As Pakistan moves forward to further liberalise trade with India (a positive move), one comes across this quiet kind of confidence in the Pakistani textile sector about its ability to compete successfully with its Indian counterpart; of course, if it is provided with a level playing field.
No harm, since confidence and perception are key hallmarks of any business success story, and more importantly if the growth in Pakistan’s textiles has to be sustainable, then the sector needs to achieve this by competing against the best in this business. However, often one has seen that confidence if not accompanied by prudence can easily lead to complacency.
And given Pakistan’s industrial track record, one cannot help but notice that it is in being complacent, and not being proactive and innovative where our weakness lies. While we may be ready to compete with India in the traditional items based on comparative costs, quality and designs, it is the long-term vision where we seem to be way behind.
A significant portion of future global growth and profitability is going to come from endeavours that save on energy and natural resources, and are environmentally friendly, ‘Green Textile Production’, as it is referred to. And this is where India appears to be far ahead of us in comparison.
Scientists from Indian Institute of Technology (IIT), New Delhi, are close to releasing a type of fabric in the market that will not pick up dirt and even if it does after prolonged use, it can be washed with sunlight. At the heart of this experiment lies nanotechnology, which is being applied by Indian scientists to improve the performance of textiles; something that is generating global interest.
Nano stands for one billionth of a meter. The nature’s nanotechnology has been perfected over a billion of years. For example, the self-cleaning properties found in the nano-structured surface of lotus leaves are natural designs, referred to as the ‘Lotus Leave Effect’.
Going forward based on this, the coating of nano titanium dioxide particles on clothes has ‘photocatalytic properties’, which can break direct particles in the presence of sunlight. If this works, dirty clothes can be ‘cleaned’ by merely putting them in the sun. The cloth will also not pick up any dirt because of nano particles.
Yet, another fabric that IIT is researching is based on nano-composite polymer coating, which will have improved strength and gas barrier property. Once developed, it can be useful in key defence applications, e.g. inflatable gear requirements in aerostat and aerial delivery systems.
Research and Development on other new textiles areas, being actively pushed by India’s Textile Ministry include Antibacterial, UV (Ultraviolet light) protective and water repellent breathable fabrics. A range of antimicrobial textile finishes and products based on nano-silver have already been commercialised and are finding use in the medical sector, such as sutures and wound dressings and other health and hygiene textiles.
Over the last decade, India has been the blue chip for the fast evolving retail sector that is riding high on the lifestyle products, especially fashion apparels, home textiles, jewellery and footwear.

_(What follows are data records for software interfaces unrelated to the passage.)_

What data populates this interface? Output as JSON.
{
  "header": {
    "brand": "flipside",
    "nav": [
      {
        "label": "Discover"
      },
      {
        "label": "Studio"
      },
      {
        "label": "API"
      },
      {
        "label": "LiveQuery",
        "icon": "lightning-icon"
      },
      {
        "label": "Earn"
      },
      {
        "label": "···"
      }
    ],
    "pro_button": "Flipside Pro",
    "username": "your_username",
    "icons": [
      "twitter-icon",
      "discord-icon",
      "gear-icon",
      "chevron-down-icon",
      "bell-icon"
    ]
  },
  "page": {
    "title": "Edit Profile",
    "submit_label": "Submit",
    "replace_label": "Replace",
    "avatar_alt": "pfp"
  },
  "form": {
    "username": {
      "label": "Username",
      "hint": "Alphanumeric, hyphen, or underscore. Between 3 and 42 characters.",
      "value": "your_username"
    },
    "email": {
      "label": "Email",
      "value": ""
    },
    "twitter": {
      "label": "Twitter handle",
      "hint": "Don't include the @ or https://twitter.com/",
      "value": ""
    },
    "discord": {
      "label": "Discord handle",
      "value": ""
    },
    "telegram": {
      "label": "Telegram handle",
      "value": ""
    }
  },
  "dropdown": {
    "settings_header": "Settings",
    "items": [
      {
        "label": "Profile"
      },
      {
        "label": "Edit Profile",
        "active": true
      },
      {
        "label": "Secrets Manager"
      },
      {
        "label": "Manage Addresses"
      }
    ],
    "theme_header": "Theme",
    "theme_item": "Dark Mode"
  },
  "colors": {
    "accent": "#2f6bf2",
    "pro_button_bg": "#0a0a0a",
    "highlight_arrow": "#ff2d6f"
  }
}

Today, the size of its retail sector that sells mainly via brand outlets and malls is approximately $30 billion. Nearly 30 percent of this turnover is for the major lifestyle products, including apparels and textiles.
The steady growth of the retail sector and the growing consumer preference of branded lifestyle products, especially the branded apparel and innerwear, is the impact the now open Indian economy is having from the Western markets. The onslaught of branded fashion wear has also created a stream of premium products carrying the green theme by way of textiles of natural or organic materials.

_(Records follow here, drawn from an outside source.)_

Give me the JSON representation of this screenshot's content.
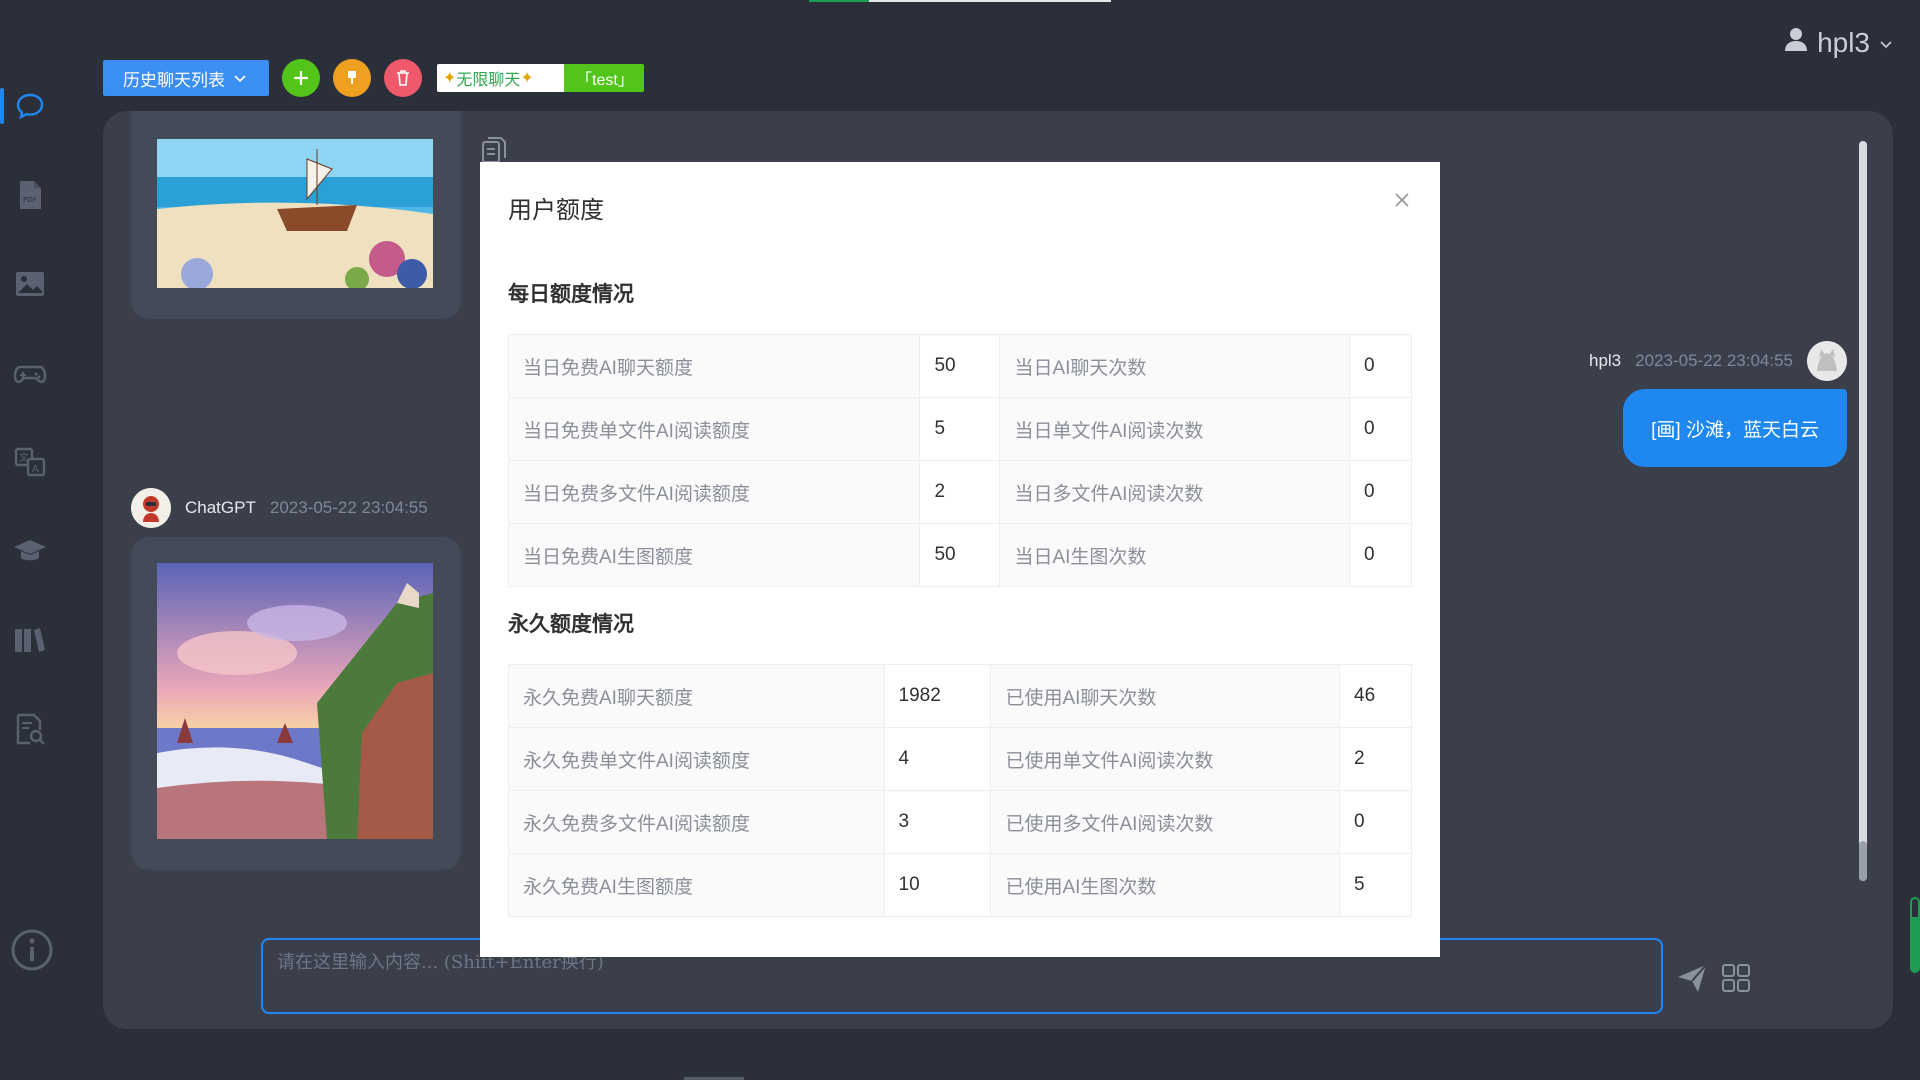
{
  "toolbar": {
    "history_label": "历史聊天列表",
    "badge_unlimited": "无限聊天",
    "badge_test": "「test」"
  },
  "user_menu": {
    "username": "hpl3"
  },
  "chat": {
    "bot_name": "ChatGPT",
    "bot_time": "2023-05-22 23:04:55",
    "user_name": "hpl3",
    "user_time": "2023-05-22 23:04:55",
    "user_message": "[画] 沙滩，蓝天白云",
    "input_placeholder": "请在这里输入内容... (Shift+Enter换行)"
  },
  "sidebar": {
    "items": [
      "chat-icon",
      "pdf-icon",
      "image-icon",
      "gamepad-icon",
      "translate-icon",
      "graduation-cap-icon",
      "books-icon",
      "search-doc-icon"
    ],
    "bottom": "info-icon"
  },
  "modal": {
    "title": "用户额度",
    "daily_title": "每日额度情况",
    "daily_rows": [
      {
        "l1": "当日免费AI聊天额度",
        "v1": "50",
        "l2": "当日AI聊天次数",
        "v2": "0"
      },
      {
        "l1": "当日免费单文件AI阅读额度",
        "v1": "5",
        "l2": "当日单文件AI阅读次数",
        "v2": "0"
      },
      {
        "l1": "当日免费多文件AI阅读额度",
        "v1": "2",
        "l2": "当日多文件AI阅读次数",
        "v2": "0"
      },
      {
        "l1": "当日免费AI生图额度",
        "v1": "50",
        "l2": "当日AI生图次数",
        "v2": "0"
      }
    ],
    "permanent_title": "永久额度情况",
    "permanent_rows": [
      {
        "l1": "永久免费AI聊天额度",
        "v1": "1982",
        "l2": "已使用AI聊天次数",
        "v2": "46"
      },
      {
        "l1": "永久免费单文件AI阅读额度",
        "v1": "4",
        "l2": "已使用单文件AI阅读次数",
        "v2": "2"
      },
      {
        "l1": "永久免费多文件AI阅读额度",
        "v1": "3",
        "l2": "已使用多文件AI阅读次数",
        "v2": "0"
      },
      {
        "l1": "永久免费AI生图额度",
        "v1": "10",
        "l2": "已使用AI生图次数",
        "v2": "5"
      }
    ]
  },
  "colors": {
    "accent": "#1e88f0",
    "add_button": "#52c41a",
    "pin_button": "#f0a020",
    "delete_button": "#f0596b",
    "background": "#2b2f3a"
  },
  "indicator_level": 0.75
}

Driven by the increasing demand from the global Multinational Corporations (MNC) retailers, the green theme in India is the fastest growing textile sector (both in terms of volume and value) and has created a plethora of new and innovative fibre blends and blended yarn fabrics, which are in vogue by the fashion industry.
A direct impact of this green movement in Indian textiles can be gauged by the increasing interest and growing demand for organic cottons, which are now being grown in selective farming areas in central India under the supervision of accreditation agencies, such as Organic Exchange (OE) and Oeko Tex. India has become the largest producer of organic cottons at 25-30,000 tons per annum, with a share of nearly 25 percent in global organic cotton production.
If Pakistan’s textiles are to go the ‘next’ step, then our industry like its counterpart in India, needs to become increasingly aware of the sustainable production challenges. The global demand for textiles, especially lifestyle and premium fashion products, is being driven strongly by a very large ‘youth’ population (below the average age of 30 years old, as per the survey by American Textiles’ Consumers Association). This group is educated, well employed, fashion savvy and has the necessary disposable income for indulging in consumer tastes, influenced by ethical, moral and responsible behaviour. Meaning that, they are sensitive to global warming and green movements.
The Indian Textile Ministry and manufacturers both have become increasingly aware of the sustainable production and global growth challenges, which can primarily be countered by developing products that conserve energy and natural resources, are environmentally friendly and are organic in nature in order to minimise pollution, effluents and the process usage of hazardous materials. Pakistan also needs to follow suit.
It is all very well for our textile industry to moan and cry about gas shortages, etc, which one agrees need to be resolved at least in the short term, but if they are to meaningfully grow in the long term, their focus will need to shift to innovation and adapting of the evolving international trends - something that will not only give them sustainable growth, but also higher earnings.
The writer is an entrepreneur and economic analyst. Email: firstname.lastname@example.org